Blurring the Lines

Web Exclusive

Bigger is better. At least that's what more and more sheet-fed converters are finding as they try to increase their competitive edge in an even more competitive marketplace.

"There are a lot of 40-inch ultraviolet presses out in the marketplace, and having a larger UV press allows us to do something a little bit different," notes Joe Kulis, chief operating officer of Ed. Garvey & Co., which installed a six-color, 64-in. KBA Rapida 162 sheet-fed press in February 2004.

In July 2005, Trojan Litho installed a large format KBA Rapida 142 56-in. eight-color sheet-fed press with coater and hybrid UV capabilities, as well as the KBA Qualitronic II inline sheet inspection system. President Wayne Millage said he expected the new press not only to expand his company’s presence in the box market but also "bring us further efficiencies due to its larger sheet size and its increased automation.

“Instead of running 100,000 sheets for a box design through our 40-inch presses one-up, we’re able to put through 50,000 sheets two-up," explains Millage. "It is a press that is equipped with a variety of features that will differentiate us from our competition.”

Indeed, as many segments of the economy have become mired in a "tortoise-like expansion" (at least when compared to the "hare-y" days of the late 1990s), many in the printing industry have made substantial investments in new equipment and technologies to expand their potential customer base beyond their traditional markets.

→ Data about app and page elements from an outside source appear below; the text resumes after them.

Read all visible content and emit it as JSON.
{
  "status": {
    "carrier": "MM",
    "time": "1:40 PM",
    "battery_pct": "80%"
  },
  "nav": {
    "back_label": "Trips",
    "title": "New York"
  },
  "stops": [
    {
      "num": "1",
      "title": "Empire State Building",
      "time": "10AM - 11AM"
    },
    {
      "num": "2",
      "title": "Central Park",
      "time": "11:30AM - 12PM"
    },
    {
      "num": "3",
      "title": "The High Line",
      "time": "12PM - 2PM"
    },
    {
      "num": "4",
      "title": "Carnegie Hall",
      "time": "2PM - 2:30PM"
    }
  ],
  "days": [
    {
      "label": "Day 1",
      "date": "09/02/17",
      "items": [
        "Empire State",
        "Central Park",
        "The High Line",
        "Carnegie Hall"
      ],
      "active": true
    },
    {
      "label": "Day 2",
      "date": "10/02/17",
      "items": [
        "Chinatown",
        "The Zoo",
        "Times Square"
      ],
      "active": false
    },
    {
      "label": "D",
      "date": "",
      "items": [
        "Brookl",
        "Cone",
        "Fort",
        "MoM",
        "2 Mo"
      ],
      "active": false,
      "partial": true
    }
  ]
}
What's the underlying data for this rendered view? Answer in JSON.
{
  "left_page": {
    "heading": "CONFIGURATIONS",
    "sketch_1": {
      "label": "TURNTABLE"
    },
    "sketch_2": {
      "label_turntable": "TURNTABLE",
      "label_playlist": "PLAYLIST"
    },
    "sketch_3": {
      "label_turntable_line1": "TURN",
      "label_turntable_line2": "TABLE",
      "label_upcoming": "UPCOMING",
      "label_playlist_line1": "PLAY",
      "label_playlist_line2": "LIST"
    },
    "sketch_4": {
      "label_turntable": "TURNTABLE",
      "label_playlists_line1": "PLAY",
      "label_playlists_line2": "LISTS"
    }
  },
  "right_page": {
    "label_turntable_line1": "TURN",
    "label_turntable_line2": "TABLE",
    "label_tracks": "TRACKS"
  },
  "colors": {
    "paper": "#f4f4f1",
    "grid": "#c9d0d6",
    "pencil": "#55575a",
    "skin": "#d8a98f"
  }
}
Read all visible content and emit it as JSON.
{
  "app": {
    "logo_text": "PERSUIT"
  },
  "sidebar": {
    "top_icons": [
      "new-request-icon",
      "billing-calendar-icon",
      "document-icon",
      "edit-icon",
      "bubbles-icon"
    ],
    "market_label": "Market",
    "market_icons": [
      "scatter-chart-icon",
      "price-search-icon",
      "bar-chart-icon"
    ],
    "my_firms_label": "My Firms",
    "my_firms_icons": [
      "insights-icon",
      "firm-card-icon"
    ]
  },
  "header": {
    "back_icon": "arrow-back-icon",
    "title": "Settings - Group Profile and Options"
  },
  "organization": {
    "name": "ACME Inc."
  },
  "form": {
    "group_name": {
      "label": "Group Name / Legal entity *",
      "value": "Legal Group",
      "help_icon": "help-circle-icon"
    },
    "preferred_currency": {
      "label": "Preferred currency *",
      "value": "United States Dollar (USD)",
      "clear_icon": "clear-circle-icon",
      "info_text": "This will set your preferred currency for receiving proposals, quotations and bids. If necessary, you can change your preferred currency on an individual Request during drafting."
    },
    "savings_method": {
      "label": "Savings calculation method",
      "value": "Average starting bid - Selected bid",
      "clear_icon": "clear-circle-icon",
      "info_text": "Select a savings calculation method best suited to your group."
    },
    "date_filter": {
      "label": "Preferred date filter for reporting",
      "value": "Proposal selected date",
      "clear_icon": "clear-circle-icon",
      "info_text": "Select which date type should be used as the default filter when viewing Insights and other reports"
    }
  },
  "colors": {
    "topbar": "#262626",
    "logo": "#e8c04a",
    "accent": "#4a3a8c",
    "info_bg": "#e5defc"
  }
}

For example, many narrow web converters have found lucrative niches by going, say, from solely converting pressure-sensitive labels to producing small folding cartons and even flexible packaging for such demanding (and potentially more lucrative) markets such as health and beauty and pharmaceuticals. These enterprising converters have been supported by press manufacturers that began offering more versatile equipment with lots of bells and whistles. The same innovation can be seen in the wide web market as well.

Serving an Underserved Market
Garvey & Co.'s Kulis notes his company couldn't even produce UV sheets in-house prior to installing the Rapida 162. As a result, all of the work running through that press, which is predominantly preprinted litho paper or coated board, is new.

“The primary reason for our investment in the large format equipment was the desire to get into a market that appeared to be underserved,” says Kulis. “There are lots of 40-inch presses in the Chicago area, but few 64-inch presses. We also feel that the UV and hybrid ink capabilities of the press allow us to help our customers differentiate themselves from their competition by printing eye-catching, dramatic, creative pieces on a variety of substrates, including foils and plastics.”

To step up to the 64-in. format, Ed Garvey & Co. completely upgraded its prepress and postpress departments with a new large format platesetter, inkjet proofer, and cutter. To avoid problems with specialty substrates, the company also added air conditioning and humidity controls to the pressroom.

Trojan Litho President Millage explained that after researching a variety of sheet-fed press manufacturers, the company chose the KBA Rapida 142 press because it could produce high quality work for both its packaging and commercial work. Millage says the press will allow Trojan to grow aggressively in both markets since it is able to offer its customers superior options to help them be successful in the ever-competitive marketplace.

“For example," says Millage, "we’re now able to produce oversize graphics with UV coatings and varnish and unique graphic effects. We can offer our ad agency clients banners and oversize prints. We also can print on different substrates, such as plastic, on our new Rapida 142.”

Growth in UV Coatings
Johnson Printing & Packaging Corp. installed a KBA Rapida 105 41-in., seven-color sheet-fed press with in-line spot UV coating capabilities in September 2004. The company replaced an older five-color sheet-fed press with a coater with the new KBA Rapida 105 seven-color press with in-line spot UV coating.

Completely automated, the KBA Rapida 105 is equipped with the Closed Loop Color Management system. Once a press sheet has been approved, that same press sheet is read by a spectrophotometer, which records the varying ink densities across the sheet. Throughout the press run, sheets are scanned by the spectrophotometer and the computer automatically adjusts the press to run to the approved sheet.

“Our niche is to provide high-end value-added jobs to our nationwide customer clientele,” says Stuart Weitzman, one of the company's co-owners along with Charles Silverman. “Our new Rapida 105 seven-color press is providing us with more color, higher speeds, better color control, and in-line UV spot coating for the high-end folding cartons, point-of-purchase displays, commercial printing, preloaded inserts, and carded packaging that we produce.”

The firm was also tracking a growing development in its market. “We believe that UV coating is a growing market for our company,” says Weitzman. “To this end, we wanted a press that provided in-line spot UV coating capabilities to make us more efficient and give us higher speeds and much more throughput than we’ve ever had before. The new KBA Rapida 105 41-inch press is the solution for us.”

Ed. Garvey and Co.

7400 N. Lehigh Ave.
Niles, IL 60714

Trojan Litho
800 SW 27th St.
Renton, WA 98055

Johnson Printing & Packaging Corp.
40 77th Ave. NE
Minneapolis, MN 55432

KBA North America—

Subscribe to PFFC's EClips Newsletter